== Segment start ==

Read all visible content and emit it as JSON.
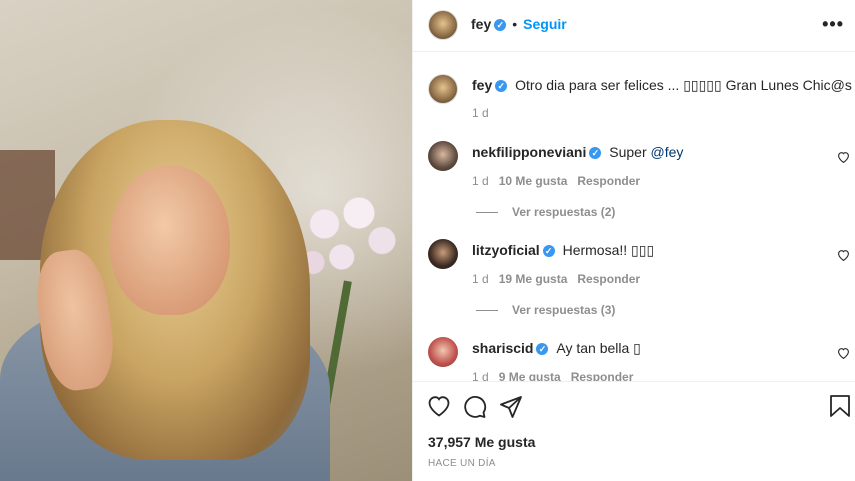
{
  "post": {
    "photo_alt": "post-photo",
    "author": "fey",
    "follow_label": "Seguir",
    "more_label": "•••"
  },
  "caption": {
    "author": "fey",
    "text": "Otro dia para ser felices ... ▯▯▯▯▯ Gran Lunes Chic@s !!!",
    "time": "1 d"
  },
  "comments": [
    {
      "author": "nekfilipponeviani",
      "text_prefix": "Super ",
      "mention": "@fey",
      "time": "1 d",
      "likes": "10 Me gusta",
      "reply_label": "Responder",
      "view_replies": "Ver respuestas (2)"
    },
    {
      "author": "litzyoficial",
      "text_prefix": "Hermosa!! ▯▯▯",
      "mention": "",
      "time": "1 d",
      "likes": "19 Me gusta",
      "reply_label": "Responder",
      "view_replies": "Ver respuestas (3)"
    },
    {
      "author": "shariscid",
      "text_prefix": "Ay tan bella ▯",
      "mention": "",
      "time": "1 d",
      "likes": "9 Me gusta",
      "reply_label": "Responder",
      "view_replies": ""
    }
  ],
  "footer": {
    "likes_count": "37,957 Me gusta",
    "timestamp": "HACE UN DÍA"
  },
  "colors": {
    "accent": "#0095f6",
    "verified": "#3897f0",
    "secondary_text": "#8e8e8e"
  }
}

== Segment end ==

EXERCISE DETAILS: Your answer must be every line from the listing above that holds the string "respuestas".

OUTPUT:
      "view_replies": "Ver respuestas (2)"
      "view_replies": "Ver respuestas (3)"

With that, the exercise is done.